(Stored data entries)
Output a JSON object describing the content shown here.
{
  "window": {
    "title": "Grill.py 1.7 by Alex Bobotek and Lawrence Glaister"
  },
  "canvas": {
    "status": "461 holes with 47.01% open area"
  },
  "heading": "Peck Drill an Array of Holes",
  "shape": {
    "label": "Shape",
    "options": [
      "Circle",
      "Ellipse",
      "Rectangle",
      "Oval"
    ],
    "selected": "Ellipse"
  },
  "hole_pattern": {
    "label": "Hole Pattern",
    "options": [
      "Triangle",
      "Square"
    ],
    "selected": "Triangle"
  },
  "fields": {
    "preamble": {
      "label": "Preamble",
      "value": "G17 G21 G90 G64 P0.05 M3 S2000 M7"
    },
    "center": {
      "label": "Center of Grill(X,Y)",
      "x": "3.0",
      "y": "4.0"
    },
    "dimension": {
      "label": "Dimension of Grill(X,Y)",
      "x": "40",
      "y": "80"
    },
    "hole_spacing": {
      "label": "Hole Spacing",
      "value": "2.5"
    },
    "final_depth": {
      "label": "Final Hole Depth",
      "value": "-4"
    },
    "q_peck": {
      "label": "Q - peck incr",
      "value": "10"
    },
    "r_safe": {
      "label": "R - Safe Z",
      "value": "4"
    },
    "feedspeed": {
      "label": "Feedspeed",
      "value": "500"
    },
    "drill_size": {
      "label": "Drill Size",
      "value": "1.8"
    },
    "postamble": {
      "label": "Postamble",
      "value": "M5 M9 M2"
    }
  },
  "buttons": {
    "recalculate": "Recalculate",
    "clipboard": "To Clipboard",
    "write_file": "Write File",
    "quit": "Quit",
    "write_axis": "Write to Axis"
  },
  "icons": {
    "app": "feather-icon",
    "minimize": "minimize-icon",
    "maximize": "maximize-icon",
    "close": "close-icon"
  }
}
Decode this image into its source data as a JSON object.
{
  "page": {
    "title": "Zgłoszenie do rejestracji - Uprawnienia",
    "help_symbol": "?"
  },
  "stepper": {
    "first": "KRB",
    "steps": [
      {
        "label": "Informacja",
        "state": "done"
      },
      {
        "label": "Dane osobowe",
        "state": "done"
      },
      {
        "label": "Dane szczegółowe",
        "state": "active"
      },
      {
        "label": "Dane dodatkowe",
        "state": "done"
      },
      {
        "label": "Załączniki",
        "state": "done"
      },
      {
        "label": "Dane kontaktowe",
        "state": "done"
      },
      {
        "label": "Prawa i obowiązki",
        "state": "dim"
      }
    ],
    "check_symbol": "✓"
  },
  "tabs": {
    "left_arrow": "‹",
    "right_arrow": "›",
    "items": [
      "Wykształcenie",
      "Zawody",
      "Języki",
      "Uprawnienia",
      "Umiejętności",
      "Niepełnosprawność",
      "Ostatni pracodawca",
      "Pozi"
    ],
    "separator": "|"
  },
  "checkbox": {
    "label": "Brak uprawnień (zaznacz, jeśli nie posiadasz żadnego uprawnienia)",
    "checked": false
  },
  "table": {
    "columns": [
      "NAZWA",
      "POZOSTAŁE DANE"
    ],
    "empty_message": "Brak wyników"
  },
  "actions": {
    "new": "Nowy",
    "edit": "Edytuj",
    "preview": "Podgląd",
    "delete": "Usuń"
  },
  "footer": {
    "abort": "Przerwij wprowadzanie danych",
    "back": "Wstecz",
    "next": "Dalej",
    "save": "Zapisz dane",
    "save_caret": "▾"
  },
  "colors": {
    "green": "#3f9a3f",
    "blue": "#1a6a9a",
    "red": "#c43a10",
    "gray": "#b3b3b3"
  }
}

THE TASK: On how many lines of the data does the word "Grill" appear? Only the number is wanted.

FINISHED TASK: 3